> Given all that I have been using Title case (or CamelCase) to name the members as it helps
> distinguish an Enum member from an ordinary attribute (which Enum classes can also have).
I forgot to include in that reply that I think CamelCase also helps to emphasize the special
singleton nature of Enum members.
My question for the community: Your thoughts/opinions of my reasoning, and if you don't agree
then which casing choice would you recommend and use, and why? (Reminder: this question does
not include Enums whose names are replacements for existing constants and so the names cannot
As you all know, the Python stdlib can sometimes be a bit of an
inconsistent mess that can be surprising in how it names things. This is
mostly caused by the fact that several modules were developed before the
introduction of PEP-8, and now we're stuck with the older naming within
It has been said and discussed in the past  that the stdlib is in
fact inconsistent, but fixing this has almost always been disregarded as
being too painful (after all, we don't want a new Python 3 all over again).
However, this way, we will never move away from these inconsistencies.

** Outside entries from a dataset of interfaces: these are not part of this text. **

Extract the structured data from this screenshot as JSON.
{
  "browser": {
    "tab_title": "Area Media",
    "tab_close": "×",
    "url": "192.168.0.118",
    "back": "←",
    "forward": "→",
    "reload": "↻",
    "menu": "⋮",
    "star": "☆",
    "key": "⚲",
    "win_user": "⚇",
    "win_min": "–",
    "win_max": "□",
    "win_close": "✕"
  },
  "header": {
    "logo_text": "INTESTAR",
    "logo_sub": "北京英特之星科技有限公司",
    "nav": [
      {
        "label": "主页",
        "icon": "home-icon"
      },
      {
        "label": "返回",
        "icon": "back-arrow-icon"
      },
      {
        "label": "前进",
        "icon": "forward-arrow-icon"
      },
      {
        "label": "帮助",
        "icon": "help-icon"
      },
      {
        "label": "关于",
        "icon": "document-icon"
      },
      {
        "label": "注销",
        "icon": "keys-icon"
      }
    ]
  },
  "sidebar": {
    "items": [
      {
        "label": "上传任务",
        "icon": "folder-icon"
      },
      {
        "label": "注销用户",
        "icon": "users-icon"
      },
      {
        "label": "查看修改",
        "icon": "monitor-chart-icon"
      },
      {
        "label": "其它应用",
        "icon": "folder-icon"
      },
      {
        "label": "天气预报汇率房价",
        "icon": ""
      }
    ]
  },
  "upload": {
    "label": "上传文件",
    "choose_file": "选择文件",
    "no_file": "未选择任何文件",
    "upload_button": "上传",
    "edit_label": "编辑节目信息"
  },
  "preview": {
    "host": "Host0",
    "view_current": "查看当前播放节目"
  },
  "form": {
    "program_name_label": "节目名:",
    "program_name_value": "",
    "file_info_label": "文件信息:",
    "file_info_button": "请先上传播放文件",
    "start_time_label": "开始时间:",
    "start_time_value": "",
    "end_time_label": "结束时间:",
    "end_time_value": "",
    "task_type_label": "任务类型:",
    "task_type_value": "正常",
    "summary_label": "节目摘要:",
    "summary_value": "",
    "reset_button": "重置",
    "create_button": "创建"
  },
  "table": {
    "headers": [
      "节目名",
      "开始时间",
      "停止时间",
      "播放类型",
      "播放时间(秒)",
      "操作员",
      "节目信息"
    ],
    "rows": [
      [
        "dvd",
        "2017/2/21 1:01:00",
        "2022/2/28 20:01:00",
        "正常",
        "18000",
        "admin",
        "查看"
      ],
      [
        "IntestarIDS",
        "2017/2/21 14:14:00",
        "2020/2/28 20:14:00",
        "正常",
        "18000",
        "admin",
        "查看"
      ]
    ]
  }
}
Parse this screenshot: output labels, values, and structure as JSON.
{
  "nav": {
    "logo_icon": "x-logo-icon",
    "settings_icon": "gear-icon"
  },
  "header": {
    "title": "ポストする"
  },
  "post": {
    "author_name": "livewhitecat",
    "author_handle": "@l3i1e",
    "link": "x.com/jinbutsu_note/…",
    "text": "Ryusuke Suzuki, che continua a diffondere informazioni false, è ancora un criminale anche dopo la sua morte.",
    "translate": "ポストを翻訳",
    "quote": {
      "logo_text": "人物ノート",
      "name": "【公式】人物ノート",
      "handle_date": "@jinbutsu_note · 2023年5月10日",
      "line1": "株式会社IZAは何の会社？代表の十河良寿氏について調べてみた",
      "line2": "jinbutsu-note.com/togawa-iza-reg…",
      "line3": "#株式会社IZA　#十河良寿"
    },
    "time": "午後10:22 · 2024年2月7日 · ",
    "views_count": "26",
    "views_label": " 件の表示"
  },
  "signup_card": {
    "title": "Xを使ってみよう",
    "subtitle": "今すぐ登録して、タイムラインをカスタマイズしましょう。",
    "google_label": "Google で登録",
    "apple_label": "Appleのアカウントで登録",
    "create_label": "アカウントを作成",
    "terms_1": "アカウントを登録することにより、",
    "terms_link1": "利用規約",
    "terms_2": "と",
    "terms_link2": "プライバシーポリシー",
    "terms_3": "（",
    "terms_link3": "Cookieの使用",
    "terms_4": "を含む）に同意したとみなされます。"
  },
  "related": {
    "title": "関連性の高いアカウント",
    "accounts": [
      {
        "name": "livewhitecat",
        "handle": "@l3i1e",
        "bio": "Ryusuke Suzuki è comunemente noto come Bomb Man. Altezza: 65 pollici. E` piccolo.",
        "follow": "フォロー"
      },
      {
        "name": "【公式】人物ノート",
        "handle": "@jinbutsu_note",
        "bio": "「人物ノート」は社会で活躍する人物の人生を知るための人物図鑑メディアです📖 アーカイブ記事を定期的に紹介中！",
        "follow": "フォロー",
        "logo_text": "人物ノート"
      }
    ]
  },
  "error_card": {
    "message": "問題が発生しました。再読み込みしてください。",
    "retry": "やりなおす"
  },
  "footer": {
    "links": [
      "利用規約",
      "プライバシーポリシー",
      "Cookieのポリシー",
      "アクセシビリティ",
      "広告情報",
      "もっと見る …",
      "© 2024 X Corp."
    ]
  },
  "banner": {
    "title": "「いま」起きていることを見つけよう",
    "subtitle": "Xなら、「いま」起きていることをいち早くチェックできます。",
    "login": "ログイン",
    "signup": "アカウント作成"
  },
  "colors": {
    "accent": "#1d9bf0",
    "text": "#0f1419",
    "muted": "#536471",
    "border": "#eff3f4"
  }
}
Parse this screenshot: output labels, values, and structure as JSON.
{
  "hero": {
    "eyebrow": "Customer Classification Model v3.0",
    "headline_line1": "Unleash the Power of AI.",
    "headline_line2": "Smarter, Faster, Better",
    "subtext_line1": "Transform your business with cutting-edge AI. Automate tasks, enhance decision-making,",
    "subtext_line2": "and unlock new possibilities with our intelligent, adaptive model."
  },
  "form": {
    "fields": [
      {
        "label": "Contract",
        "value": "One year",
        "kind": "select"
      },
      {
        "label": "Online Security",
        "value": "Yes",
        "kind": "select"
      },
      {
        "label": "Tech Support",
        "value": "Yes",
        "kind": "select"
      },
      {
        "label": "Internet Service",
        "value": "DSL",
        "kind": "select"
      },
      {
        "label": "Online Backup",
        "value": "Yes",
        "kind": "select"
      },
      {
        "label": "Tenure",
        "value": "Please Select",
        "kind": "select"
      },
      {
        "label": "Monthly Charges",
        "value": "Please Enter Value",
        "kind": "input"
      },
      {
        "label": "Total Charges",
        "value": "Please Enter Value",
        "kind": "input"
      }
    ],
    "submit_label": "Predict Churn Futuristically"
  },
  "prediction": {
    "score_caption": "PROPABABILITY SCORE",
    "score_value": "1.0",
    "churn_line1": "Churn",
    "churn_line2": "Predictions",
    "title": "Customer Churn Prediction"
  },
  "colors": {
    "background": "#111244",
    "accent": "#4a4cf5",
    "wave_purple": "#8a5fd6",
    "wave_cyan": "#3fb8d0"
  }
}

Perhaps this is fine, but I think we should at least consider providing
function and class names that are unsurprising for developers.
While maintaining full backwards compatibility, my idea is that we should
offer consistently named aliases in -eventually- all stdlib modules. For
instance, with Python 2.6, the threading module received this treatment,
but unfortunately this was not expanded to all modules.
What am I speaking of precisely? I have done a quick survey of the stdlib
and found the following examples. Please note, this is a highly opinionated
list; some names may have been chosen with a very good reason, and others
are just a matter of taste. Hopefully you agree with at least some of them:
* The CamelCasing in some modules are the most obvious culprits, e.g.
logging and unittest. There is obviously an issue regarding subclasses and
methods that are supposed to be overridden, but I feel we could make it
* All lower case class names, such as collections.defaultdict and
collections.deque, should be CamelCased. Another example is datetime, which
uses names such as timedelta instead of TimeDelta.
* Inconsistent names all together, such as re.sub, which I feel should be
re.replace (cf. str.replace). But also re.finditer and re.findall, but no
* Names that do not reflect actual usage, such as ssl.PROTOCOL_SSLv23,
which can in fact not be used as client for SSLv2.
* Underscore usage, such as tarfile.TarFile.gettarinfo (should it not be
get_tar_info?), http.client.HTTPConnection.getresponse vs set_debuglevel,
and pathlib.Path.samefile vs pathlib.Path.read_text. And is it
pkgutil.iter_modules or is it pathlib.Path.iterdir (or re.finditer)?
* Usage of various abbreviations, such as in filecmp.cmp
* Inconsistencies between similar modules, e.g. between
tarfile.TarFile.add and zipfile.ZipFile.write.
These are just some examples of inconsistent and surprising naming I could
find, other categories are probably also conceivable. Another subject for
reconsideration would be attribute and argument names, but I haven't looked
for those in my quick survey.
For all of these inconsistencies, I think we should make a 'consistently'
named alternative, and alias the original variant with them (or the other
way around), without defining a deprecation timeline for the original
names. This should make it possible to eventually make the stdlib
consistent, Pythonic and unsurprising.
What would you think of such an effort?